Without enrichment, the detection limit of the vcgC-LAMP assay for a virulent V. vulnificus strain in spiked oyster homogenates was 2.5 × 103 CFU/g (5 CFU/reaction), 10-fold more sensitive than that of qPCR and 103 to 104 more sensitive than those of the two PCR assays. In comparison, the recently reported vcgC-LAMP assay demonstrated a sensitivity of 20 copies of genomic DNA of a virulent V. vulnificus strain A1885 per reaction in seawater, whereas 300 copies were needed for PCR (23). After 6 h of enrichment, the LAMP developed in this study could consistently detect an initial spiking of 1 CFU/g of a virulent V. vulnificus strain, 100-fold more sensitive than either qPCR or PCR. This short-period enrichment procedure combined with simplified sample processing steps and rapid LAMP confirmation (<40 min) would make it possible to complete the analysis within an 8-h workday.

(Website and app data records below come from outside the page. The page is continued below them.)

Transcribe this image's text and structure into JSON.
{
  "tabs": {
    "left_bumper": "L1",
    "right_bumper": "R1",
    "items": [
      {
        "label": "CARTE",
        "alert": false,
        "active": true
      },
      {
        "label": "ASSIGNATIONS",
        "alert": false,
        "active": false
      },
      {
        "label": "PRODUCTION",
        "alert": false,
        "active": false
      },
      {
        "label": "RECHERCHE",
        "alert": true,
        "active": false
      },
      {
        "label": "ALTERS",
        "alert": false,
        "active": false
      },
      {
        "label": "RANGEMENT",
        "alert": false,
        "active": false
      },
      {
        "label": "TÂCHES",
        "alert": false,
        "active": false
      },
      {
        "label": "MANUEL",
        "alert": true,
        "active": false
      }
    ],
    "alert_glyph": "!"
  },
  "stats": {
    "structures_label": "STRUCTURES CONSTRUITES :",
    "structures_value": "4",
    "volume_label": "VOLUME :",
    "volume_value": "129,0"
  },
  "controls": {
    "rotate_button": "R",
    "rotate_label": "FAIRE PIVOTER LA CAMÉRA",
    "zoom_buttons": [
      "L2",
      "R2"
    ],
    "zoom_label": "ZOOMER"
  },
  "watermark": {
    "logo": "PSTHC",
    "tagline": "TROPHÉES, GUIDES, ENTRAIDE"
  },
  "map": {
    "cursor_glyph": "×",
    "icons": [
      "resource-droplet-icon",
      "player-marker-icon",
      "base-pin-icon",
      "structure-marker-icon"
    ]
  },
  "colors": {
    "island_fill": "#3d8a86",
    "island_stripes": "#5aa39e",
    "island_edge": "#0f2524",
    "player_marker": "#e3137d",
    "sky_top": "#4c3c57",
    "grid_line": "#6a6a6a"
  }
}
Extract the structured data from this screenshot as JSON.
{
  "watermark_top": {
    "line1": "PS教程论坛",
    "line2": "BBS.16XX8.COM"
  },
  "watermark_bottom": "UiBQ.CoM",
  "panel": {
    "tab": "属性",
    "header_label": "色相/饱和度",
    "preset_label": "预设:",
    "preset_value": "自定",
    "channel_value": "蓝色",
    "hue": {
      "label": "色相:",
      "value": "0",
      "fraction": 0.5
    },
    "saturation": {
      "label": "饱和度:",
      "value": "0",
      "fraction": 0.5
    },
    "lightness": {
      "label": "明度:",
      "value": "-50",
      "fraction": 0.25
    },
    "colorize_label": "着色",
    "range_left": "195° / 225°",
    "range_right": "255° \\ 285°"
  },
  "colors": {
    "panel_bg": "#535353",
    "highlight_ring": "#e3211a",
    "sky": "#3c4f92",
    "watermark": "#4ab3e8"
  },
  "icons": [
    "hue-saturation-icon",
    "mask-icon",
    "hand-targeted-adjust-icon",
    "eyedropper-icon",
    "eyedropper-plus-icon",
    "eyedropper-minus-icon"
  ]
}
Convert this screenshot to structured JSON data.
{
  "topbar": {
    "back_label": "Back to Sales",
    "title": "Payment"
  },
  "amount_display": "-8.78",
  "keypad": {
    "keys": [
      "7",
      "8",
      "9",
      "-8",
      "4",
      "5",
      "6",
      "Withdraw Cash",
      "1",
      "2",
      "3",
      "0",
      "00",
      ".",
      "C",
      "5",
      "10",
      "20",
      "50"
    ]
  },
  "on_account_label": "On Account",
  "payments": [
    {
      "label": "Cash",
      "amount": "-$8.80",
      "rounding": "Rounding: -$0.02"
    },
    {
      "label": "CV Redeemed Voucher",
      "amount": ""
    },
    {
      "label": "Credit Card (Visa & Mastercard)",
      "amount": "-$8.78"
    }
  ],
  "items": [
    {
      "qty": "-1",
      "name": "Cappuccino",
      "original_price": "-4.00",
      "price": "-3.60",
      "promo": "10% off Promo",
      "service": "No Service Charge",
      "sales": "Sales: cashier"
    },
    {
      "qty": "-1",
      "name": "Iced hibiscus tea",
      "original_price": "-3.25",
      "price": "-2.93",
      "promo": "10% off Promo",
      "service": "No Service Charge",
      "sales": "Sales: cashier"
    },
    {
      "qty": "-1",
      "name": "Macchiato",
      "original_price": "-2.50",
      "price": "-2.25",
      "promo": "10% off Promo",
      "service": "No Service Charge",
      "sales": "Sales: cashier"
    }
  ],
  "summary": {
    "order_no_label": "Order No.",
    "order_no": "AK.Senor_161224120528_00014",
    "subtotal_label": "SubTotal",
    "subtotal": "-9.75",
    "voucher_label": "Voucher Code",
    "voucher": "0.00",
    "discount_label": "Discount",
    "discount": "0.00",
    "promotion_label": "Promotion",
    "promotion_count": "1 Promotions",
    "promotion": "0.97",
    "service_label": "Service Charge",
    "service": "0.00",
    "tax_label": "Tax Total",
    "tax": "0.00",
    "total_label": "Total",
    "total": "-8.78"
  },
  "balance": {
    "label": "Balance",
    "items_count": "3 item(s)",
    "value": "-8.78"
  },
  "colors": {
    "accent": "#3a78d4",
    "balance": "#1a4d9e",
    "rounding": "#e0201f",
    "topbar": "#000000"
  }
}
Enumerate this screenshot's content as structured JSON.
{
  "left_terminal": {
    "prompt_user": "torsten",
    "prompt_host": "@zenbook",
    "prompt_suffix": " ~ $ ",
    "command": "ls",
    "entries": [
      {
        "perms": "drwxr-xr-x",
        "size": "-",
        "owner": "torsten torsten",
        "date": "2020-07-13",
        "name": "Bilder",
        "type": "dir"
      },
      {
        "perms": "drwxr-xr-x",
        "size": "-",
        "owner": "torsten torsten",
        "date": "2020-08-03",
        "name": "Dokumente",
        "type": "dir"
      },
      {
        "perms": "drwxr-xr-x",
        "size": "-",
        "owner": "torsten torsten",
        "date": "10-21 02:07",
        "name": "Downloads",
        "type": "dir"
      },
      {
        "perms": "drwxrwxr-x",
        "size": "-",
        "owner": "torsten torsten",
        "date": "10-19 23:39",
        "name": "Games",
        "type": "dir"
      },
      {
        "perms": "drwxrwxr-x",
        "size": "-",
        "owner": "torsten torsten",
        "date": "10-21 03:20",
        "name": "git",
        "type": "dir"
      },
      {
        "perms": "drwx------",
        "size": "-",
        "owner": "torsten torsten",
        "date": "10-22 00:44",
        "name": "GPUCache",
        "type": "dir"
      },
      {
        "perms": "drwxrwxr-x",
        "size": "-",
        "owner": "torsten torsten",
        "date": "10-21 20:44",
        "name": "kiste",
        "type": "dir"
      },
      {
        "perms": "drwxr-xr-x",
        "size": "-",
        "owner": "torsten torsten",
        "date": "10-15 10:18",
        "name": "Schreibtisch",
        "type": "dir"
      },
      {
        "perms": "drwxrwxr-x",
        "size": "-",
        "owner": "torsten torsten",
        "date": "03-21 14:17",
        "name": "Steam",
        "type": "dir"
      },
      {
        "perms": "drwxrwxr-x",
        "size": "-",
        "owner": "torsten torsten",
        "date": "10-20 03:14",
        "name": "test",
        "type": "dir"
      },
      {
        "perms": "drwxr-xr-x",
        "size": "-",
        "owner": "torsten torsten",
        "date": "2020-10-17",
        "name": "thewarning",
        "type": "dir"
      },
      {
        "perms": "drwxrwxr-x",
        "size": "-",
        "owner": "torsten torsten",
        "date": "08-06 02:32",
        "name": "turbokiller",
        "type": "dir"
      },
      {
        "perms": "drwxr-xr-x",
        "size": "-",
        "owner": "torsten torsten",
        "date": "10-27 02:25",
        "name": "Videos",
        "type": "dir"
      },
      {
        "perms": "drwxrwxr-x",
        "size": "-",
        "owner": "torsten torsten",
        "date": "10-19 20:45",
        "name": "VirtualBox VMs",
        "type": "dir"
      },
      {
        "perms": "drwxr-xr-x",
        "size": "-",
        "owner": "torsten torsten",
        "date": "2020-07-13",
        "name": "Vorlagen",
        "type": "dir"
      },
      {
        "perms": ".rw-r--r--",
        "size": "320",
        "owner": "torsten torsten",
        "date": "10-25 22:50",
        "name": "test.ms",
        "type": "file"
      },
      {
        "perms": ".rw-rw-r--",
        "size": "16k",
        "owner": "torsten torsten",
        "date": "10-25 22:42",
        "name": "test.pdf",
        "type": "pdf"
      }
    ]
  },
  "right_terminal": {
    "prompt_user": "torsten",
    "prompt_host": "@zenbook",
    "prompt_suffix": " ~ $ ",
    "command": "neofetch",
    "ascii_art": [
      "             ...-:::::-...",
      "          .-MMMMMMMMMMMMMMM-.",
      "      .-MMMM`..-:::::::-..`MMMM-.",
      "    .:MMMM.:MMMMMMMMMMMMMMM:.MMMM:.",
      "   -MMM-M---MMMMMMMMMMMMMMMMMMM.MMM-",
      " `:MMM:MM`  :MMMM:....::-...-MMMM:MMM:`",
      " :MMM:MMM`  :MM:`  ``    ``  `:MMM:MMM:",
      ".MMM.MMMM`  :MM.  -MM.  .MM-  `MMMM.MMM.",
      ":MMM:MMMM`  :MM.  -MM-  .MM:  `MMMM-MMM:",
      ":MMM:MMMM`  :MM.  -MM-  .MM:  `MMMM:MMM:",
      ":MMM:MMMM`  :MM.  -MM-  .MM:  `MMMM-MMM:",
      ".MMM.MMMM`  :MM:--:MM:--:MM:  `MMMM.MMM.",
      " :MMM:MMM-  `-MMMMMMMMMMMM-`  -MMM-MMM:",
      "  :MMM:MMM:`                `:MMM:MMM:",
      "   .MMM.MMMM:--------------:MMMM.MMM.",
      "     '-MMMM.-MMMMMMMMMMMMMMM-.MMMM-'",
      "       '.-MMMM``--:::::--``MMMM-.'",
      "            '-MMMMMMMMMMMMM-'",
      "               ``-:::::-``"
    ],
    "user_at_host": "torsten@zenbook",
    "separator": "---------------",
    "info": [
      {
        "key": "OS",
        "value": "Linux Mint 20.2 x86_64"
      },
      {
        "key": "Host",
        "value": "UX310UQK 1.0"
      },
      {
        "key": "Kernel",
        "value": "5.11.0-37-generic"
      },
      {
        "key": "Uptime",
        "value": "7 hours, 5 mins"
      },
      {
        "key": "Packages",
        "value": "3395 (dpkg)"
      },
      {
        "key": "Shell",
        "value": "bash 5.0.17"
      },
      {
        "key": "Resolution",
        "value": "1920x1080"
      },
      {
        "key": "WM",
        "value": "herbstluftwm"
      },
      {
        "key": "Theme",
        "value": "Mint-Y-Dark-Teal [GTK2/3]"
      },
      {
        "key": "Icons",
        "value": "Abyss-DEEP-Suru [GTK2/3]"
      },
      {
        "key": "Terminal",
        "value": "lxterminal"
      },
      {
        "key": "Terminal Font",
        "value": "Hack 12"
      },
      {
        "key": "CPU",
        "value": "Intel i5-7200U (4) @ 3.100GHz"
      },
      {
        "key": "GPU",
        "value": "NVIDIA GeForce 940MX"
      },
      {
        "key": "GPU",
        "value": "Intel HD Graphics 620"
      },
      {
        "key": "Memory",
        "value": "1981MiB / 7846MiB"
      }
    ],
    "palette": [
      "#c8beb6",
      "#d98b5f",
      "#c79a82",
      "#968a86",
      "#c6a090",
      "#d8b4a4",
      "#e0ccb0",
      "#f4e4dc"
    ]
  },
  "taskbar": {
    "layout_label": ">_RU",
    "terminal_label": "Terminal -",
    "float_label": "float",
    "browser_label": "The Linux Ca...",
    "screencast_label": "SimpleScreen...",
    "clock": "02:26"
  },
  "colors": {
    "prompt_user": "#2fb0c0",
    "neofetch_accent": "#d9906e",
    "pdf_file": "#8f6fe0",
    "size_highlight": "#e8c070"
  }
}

From a public health perspective, rapid and reliable determination of virulent V. vulnificus cells is much more desired in order to accurately assess the potential risks and implement timely controls. The vcgC-based LAMP assay developed in this study is a rapid, specific, sensitive, and cost-effective method for the detection and quantification of potentially virulent V. vulnificus strains in oysters. This assay may present a valuable tool for the oyster industry and regulatory agencies to better control the V. vulnificus risks associated with raw oyster consumption. Future testing with natural oyster samples is desired to further evaluate the performance of LAMP in a setting closer to application.
We thank Jarod Voisin and Steven Voisin at Motivatit Seafoods, LLC, for their assistance in obtaining oyster samples.
This study was supported in part by a research grant (R/PMO-20) from the Louisiana Sea Grant College Program, with funds from the National Oceanic and Atmospheric Administration National Sea Grant Office, U.S. Department of Commerce.
Published ahead of print on 25 February 2011.